## The Attempt at a Solution

A one solve the definite integral

∫x2/√x2+1 dx={z=x2+1,dz=2*x*dx}=
∫(z-1)/(2√z) dz=1/3*z3/2-√z={x=0⇔z=1,x=1⇔z=2}=(2-√2)/3

LCKurtz
Homework Helper
Gold Member
All these responses and suggestions, and Zerkor never returned to his thread.

It isn't the easiest way to work the problem, but if you really want to use integration by parts, try$$u = x^2,\,dv=\frac x {\sqrt{x^2+1}}$$

I tried this one and it didn't work .. In the sections I've studied in the previous two days I learned trigonometric substitution and miscellaneous substitution; I think I have to try working this problem with those techniques

Thanks a lot guys for your help and I'm sorry for replying after a long period but I didn't access the forum through those two days :)

SteamKing
Staff Emeritus
Homework Helper
Without showing your work, we can't say why integration by parts didn't work for you, except you must have made a mistake. IBP does work for this integral, but your earlier postings show that you do not have a grasp on how to apply it correctly.

Without showing your work, we can't say why integration by parts didn't work for you, except you must have made a mistake. IBP does work for this integral, but your earlier postings show that you do not have a grasp on how to apply it correctly.

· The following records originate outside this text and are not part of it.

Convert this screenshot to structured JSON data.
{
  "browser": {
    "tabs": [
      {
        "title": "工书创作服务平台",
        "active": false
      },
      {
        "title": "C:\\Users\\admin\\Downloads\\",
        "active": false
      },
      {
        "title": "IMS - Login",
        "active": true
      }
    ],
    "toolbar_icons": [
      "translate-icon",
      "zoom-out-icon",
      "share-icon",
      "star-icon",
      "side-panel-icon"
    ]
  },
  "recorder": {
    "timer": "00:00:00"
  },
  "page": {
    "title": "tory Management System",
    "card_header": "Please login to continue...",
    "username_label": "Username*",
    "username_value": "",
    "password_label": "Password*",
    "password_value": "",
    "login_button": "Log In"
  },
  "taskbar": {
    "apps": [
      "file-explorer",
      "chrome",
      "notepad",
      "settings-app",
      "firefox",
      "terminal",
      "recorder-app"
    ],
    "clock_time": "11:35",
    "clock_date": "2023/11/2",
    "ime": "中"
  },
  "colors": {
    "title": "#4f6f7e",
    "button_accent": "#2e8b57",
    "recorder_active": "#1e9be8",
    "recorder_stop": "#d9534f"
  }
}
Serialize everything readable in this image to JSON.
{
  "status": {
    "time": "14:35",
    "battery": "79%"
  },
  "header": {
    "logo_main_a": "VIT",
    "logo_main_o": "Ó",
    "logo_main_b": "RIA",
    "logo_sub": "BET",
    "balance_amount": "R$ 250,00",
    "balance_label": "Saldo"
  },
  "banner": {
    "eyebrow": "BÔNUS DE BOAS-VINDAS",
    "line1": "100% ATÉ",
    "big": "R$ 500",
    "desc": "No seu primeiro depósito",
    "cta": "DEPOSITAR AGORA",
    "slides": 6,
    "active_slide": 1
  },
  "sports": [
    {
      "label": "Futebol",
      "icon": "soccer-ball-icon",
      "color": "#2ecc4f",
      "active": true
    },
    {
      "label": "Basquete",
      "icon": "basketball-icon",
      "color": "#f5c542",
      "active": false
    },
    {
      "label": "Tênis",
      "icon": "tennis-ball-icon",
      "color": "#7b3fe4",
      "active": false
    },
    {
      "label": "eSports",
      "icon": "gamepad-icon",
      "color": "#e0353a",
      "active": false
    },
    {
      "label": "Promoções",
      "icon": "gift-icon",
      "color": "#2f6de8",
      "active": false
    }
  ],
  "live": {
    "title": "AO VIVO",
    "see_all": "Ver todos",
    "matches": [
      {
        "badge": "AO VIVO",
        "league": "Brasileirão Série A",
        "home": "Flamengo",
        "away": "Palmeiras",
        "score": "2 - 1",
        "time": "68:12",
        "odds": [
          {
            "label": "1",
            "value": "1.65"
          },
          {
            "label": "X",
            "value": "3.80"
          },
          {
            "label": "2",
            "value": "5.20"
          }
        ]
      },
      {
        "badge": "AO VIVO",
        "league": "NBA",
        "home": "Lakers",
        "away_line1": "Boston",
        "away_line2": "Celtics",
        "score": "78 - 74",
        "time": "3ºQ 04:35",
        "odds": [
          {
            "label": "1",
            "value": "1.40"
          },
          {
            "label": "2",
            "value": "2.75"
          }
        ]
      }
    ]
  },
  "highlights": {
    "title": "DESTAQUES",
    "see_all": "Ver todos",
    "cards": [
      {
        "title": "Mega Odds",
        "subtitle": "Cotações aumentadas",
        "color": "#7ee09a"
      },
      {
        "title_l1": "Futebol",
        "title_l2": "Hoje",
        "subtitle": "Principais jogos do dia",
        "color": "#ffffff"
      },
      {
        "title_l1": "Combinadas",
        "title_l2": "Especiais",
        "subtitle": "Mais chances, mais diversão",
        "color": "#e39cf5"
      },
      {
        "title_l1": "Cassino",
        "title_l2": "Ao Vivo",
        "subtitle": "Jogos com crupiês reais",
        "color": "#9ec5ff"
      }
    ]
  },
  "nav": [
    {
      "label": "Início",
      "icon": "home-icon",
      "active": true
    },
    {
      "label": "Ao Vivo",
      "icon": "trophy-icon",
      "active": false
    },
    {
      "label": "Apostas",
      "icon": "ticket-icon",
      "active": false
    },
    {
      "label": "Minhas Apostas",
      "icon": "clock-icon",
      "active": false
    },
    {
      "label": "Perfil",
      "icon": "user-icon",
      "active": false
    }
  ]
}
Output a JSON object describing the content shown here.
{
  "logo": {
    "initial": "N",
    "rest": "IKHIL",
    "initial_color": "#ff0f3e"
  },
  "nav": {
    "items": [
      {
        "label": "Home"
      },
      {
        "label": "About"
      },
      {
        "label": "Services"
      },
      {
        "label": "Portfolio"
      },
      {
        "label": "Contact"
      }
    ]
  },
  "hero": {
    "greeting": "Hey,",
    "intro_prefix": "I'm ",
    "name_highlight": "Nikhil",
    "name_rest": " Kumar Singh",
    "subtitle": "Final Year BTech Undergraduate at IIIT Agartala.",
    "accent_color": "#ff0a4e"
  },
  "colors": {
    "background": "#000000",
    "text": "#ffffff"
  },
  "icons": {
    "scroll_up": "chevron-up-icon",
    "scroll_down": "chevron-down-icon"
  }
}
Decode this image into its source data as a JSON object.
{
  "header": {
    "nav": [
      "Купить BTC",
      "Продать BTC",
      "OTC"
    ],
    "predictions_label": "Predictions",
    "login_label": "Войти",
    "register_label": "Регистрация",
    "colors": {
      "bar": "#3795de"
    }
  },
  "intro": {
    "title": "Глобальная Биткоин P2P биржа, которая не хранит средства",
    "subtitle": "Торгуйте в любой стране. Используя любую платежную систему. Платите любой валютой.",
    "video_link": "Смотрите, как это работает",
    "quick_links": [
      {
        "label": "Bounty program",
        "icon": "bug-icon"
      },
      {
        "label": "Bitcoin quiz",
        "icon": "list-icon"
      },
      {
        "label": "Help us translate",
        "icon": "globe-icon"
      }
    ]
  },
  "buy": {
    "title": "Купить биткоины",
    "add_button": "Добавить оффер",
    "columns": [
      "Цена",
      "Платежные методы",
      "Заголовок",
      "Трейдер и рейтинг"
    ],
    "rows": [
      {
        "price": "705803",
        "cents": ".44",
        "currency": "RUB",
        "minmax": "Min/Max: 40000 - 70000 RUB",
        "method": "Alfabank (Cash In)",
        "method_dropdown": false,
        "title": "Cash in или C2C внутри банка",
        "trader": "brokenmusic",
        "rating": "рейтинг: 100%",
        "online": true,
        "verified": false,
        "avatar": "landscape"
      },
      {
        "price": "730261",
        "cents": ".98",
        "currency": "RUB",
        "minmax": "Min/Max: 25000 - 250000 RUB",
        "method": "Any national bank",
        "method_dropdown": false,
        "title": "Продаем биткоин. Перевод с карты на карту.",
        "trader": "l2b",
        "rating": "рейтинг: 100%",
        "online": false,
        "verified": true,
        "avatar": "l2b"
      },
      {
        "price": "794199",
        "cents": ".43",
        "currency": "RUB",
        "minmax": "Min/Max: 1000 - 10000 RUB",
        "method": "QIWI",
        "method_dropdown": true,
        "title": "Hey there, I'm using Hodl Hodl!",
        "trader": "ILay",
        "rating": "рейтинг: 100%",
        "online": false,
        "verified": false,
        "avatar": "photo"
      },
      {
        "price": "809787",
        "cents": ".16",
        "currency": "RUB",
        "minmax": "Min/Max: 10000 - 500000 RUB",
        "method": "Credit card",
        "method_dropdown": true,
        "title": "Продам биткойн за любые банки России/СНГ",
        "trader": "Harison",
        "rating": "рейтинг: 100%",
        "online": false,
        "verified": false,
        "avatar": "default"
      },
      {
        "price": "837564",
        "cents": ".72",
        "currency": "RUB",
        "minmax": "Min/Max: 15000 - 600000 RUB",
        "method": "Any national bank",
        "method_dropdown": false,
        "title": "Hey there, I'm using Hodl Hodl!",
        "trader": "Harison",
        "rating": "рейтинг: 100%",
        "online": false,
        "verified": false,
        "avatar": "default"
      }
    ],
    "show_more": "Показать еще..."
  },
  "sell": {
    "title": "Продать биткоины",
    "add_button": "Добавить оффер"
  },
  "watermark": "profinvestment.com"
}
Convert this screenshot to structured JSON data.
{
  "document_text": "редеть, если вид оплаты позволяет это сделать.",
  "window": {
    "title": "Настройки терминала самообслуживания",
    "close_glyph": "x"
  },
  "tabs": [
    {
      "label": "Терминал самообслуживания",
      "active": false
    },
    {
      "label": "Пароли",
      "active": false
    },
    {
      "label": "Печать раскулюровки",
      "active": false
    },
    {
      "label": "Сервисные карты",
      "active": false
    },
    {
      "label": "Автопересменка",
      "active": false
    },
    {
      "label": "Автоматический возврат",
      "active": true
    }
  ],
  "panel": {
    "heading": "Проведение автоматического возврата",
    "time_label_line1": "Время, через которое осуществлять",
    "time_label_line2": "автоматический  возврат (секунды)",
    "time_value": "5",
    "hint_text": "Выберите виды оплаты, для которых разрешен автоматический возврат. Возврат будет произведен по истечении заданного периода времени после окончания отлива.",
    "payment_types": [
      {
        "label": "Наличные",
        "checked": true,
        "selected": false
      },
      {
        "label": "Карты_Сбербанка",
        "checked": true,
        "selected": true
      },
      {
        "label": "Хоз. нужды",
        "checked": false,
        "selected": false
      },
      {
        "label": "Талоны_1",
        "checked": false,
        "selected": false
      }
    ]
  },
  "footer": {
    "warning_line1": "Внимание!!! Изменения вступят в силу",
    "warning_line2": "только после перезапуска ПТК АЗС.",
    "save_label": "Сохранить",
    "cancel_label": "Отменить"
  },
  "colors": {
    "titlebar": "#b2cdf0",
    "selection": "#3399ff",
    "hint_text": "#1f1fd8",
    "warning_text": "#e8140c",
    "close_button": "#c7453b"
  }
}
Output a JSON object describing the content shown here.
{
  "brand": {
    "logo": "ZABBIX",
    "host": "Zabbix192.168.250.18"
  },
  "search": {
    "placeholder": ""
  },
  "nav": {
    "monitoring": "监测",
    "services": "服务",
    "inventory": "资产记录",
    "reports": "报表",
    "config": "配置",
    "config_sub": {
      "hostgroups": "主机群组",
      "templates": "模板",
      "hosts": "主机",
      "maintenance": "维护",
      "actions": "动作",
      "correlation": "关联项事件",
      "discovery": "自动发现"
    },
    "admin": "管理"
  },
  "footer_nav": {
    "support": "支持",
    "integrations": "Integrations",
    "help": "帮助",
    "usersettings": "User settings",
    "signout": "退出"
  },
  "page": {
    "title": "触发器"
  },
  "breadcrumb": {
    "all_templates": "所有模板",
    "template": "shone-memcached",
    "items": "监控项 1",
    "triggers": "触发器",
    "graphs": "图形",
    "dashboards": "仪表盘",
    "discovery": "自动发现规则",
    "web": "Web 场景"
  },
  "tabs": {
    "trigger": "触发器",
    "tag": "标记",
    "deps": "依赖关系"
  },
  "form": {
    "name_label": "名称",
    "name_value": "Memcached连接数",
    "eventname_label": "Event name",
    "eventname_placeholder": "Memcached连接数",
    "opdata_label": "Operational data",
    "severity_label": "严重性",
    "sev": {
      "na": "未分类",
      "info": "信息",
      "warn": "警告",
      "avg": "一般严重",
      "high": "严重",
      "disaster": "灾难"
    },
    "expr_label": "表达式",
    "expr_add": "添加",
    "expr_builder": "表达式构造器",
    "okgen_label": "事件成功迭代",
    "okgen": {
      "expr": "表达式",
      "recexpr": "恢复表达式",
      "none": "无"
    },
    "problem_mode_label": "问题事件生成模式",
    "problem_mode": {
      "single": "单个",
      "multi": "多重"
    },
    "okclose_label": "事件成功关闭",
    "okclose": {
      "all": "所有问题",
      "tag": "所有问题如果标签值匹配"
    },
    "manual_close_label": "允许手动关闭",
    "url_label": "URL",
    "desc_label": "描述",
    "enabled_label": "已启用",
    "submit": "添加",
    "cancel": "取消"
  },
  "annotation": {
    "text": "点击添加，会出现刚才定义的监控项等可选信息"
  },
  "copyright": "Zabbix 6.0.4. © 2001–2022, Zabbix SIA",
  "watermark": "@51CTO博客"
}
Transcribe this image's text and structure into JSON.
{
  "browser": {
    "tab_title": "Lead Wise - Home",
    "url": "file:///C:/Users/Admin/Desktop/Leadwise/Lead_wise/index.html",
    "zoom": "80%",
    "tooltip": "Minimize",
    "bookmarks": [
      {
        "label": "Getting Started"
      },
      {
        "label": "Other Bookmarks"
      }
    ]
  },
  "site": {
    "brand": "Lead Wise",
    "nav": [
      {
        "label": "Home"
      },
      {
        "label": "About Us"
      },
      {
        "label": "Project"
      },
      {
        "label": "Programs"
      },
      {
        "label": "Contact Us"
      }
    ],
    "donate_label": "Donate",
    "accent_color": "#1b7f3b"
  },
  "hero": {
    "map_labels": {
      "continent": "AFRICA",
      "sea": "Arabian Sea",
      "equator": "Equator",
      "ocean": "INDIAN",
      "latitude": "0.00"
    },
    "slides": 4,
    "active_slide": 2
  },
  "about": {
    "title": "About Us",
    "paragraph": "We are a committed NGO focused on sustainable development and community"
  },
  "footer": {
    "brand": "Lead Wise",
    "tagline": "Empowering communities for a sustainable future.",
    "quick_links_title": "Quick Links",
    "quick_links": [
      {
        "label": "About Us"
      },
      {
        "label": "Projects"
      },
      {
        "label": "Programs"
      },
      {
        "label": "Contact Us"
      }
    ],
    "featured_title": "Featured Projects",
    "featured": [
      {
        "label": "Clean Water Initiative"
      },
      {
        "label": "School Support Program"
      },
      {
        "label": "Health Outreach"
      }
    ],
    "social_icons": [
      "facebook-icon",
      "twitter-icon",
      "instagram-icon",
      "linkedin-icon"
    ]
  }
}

May be you are right. But I've just worked it using trigonometric substitution using x = tanθ and it worked correctly .. Maybe there exist a way to find it using IBP but it's a hard way and there is no use for it if there is an easier way :)

LCKurtz